Their chairman Peter Thorogood said: “We would like to see the present outpatients department handed over to the council or a trust for local civic use. The building is not included in the housing plan and should therefore have no impact on that.”
Mr Thorogood wants the building to be donated instead of “106” money that is usually given by a developer via the planning authority to offset any possible harm caused by a new development. The Sudbury Society, which is consulting with the health trust, architects and St Gregory’s Church on the idea, would like the ground floor of the building to become a “ready made” public hall for up to 100 people. Then on the first floor, a small display would be set up charting the history of the site.

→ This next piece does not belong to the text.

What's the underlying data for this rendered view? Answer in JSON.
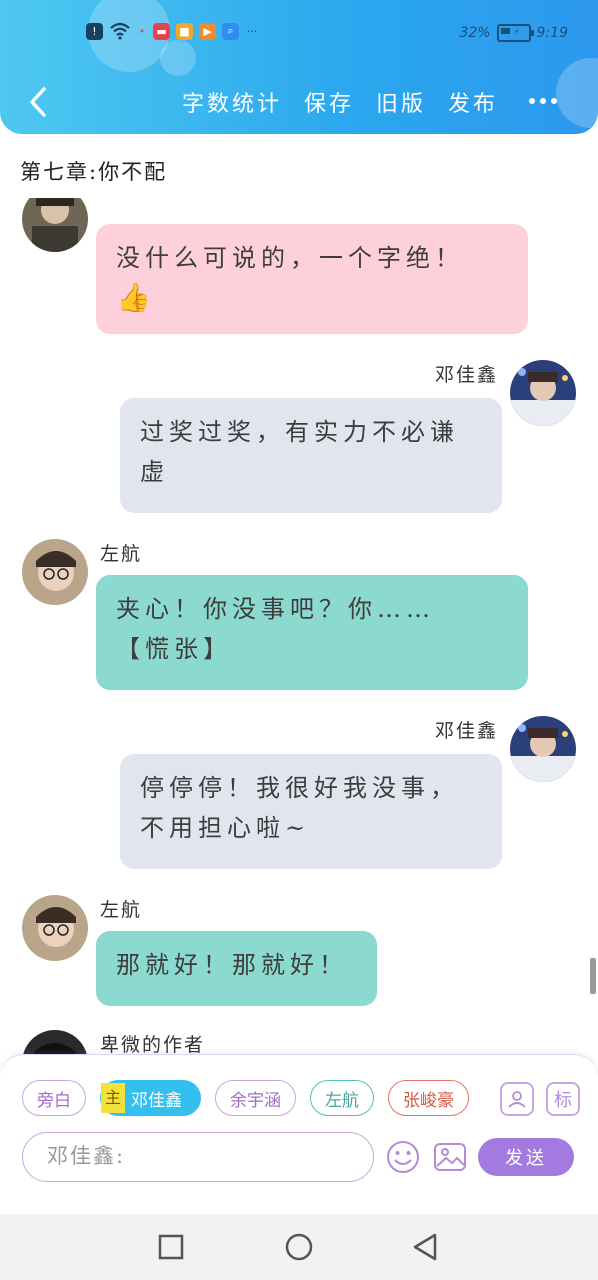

Mr Thorogood added: “As the town’s archive is currently kept in different locations all over town, the rest of the first floor could be used as Sudbury archive centre to enable public access to, and safe preservation of the information.”
He said as the NHS was “unlikely to be able to compromise” on plans for its controversial People’s Park site - currently earmarked for more than 100 new homes - he was “optimistic” that the Walnuttree community scheme would get through.
But last night, Sudbury town councillors were cautious about the idea and said they had not yet been consulted about it. Planning committee chairman Nigel Bennett said: “While the idea of a community building of some sort at the site has been suggested, we have had no formal discussions about it and our major concern would be who is going to run the facility. Being given the building is one thing, but all things like this have to be funded on an ongoing basis.”
Councillor Tony Platt agreed adding: “When the Town Council decided to start a collection of ephemera, the Sudbury Museum Trust was clear that it didn’t have the resources to run it, so the primary concern would be to establish who would be responsible for any new heritage centre.”
His colleague Oliver Forder said the planning committee would welcome the opportunity to be consulted about the scheme “as soon as possible”.
Babergh District Council is expected to discuss plans for People’s Park – or Harp Close Meadow as it is formally known – at the end of the month. The NHS trust has pledged to plough money from the sale of the land and the hospital buildings back into health services in the Sudbury area.